> **Work instructions**:
Apart from the images, repeat the data below exactly as written.

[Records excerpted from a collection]

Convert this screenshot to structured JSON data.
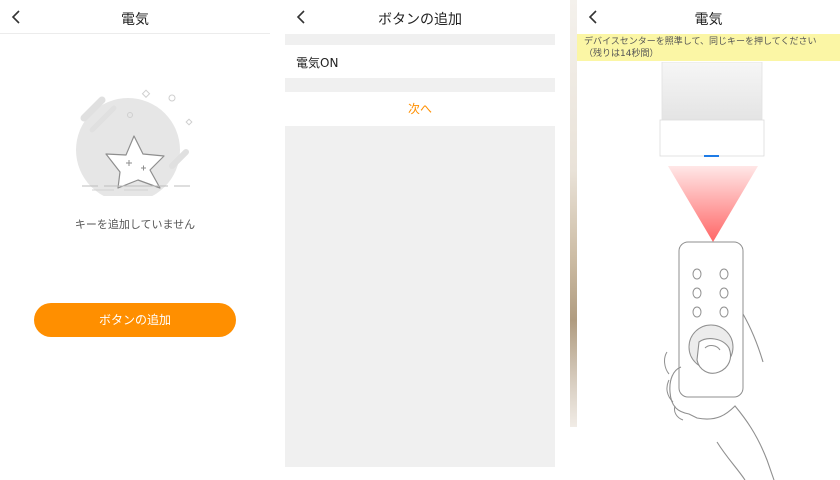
{
  "panel1": {
    "header": {
      "title": "電気"
    },
    "empty_message": "キーを追加していません",
    "add_button_label": "ボタンの追加"
  },
  "panel2": {
    "header": {
      "title": "ボタンの追加"
    },
    "items": [
      {
        "label": "電気ON"
      }
    ],
    "next_label": "次へ"
  },
  "panel3": {
    "header": {
      "title": "電気"
    },
    "notice": {
      "line1": "デバイスセンターを照準して、同じキーを押してください",
      "line2": "（残りは14秒間）"
    }
  },
  "colors": {
    "accent": "#ff8f00",
    "notice_bg": "#fbf6a5",
    "panel_bg": "#f0f0f0",
    "led": "#1e7be6"
  },
  "icons": [
    "back-chevron-icon",
    "empty-star-illustration",
    "remote-aim-illustration"
  ]
}
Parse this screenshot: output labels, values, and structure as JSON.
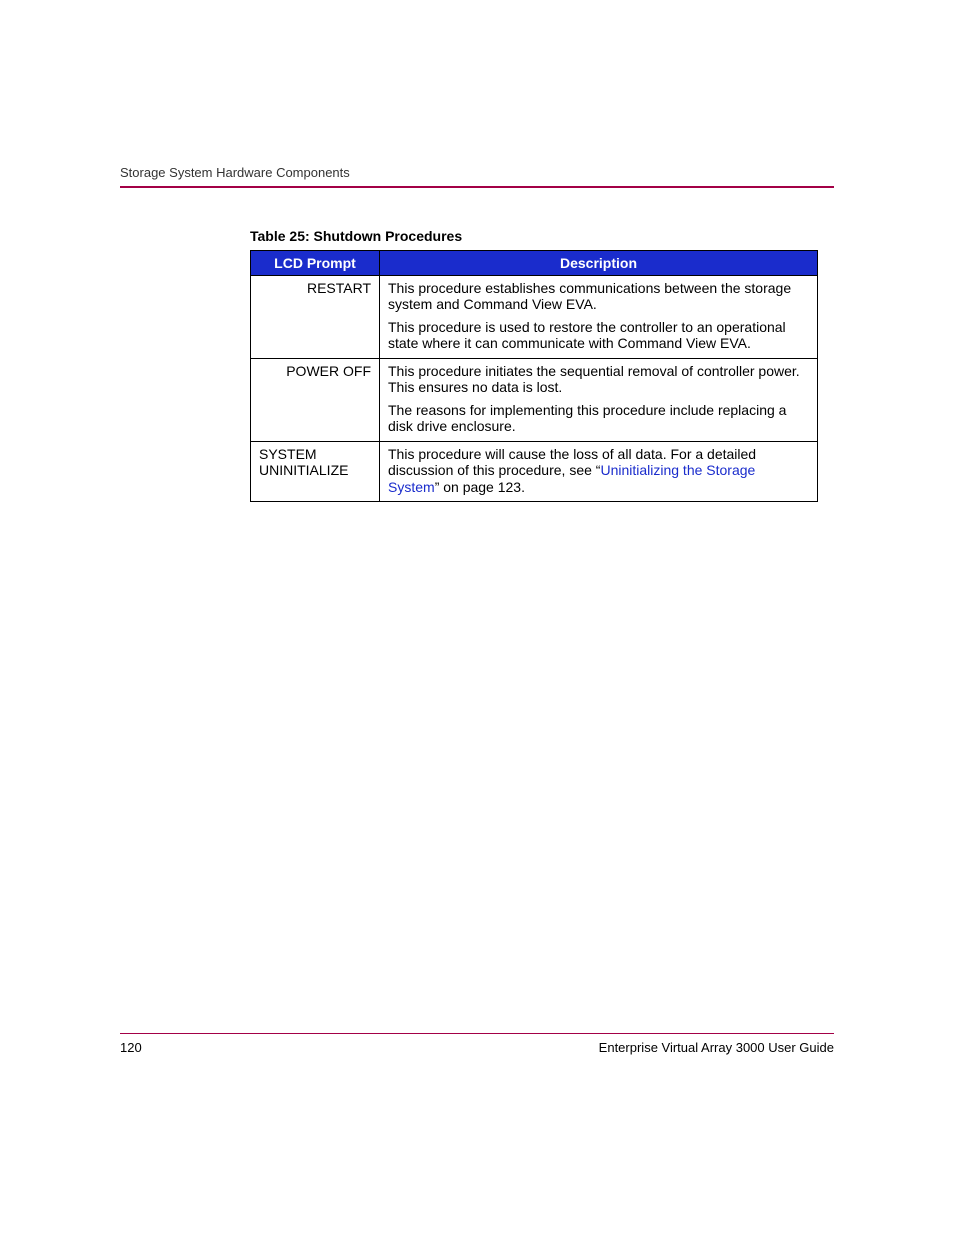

> **Response**:
Convert this screenshot to structured JSON data.
{
  "panel1": {
    "header": {
      "title": "電気"
    },
    "empty_message": "キーを追加していません",
    "add_button_label": "ボタンの追加"
  },
  "panel2": {
    "header": {
      "title": "ボタンの追加"
    },
    "items": [
      {
        "label": "電気ON"
      }
    ],
    "next_label": "次へ"
  },
  "panel3": {
    "header": {
      "title": "電気"
    },
    "notice": {
      "line1": "デバイスセンターを照準して、同じキーを押してください",
      "line2": "（残りは14秒間）"
    }
  },
  "colors": {
    "accent": "#ff8f00",
    "notice_bg": "#fbf6a5",
    "panel_bg": "#f0f0f0",
    "led": "#1e7be6"
  },
  "icons": [
    "back-chevron-icon",
    "empty-star-illustration",
    "remote-aim-illustration"
  ]
}
Parse this screenshot: output labels, values, and structure as JSON.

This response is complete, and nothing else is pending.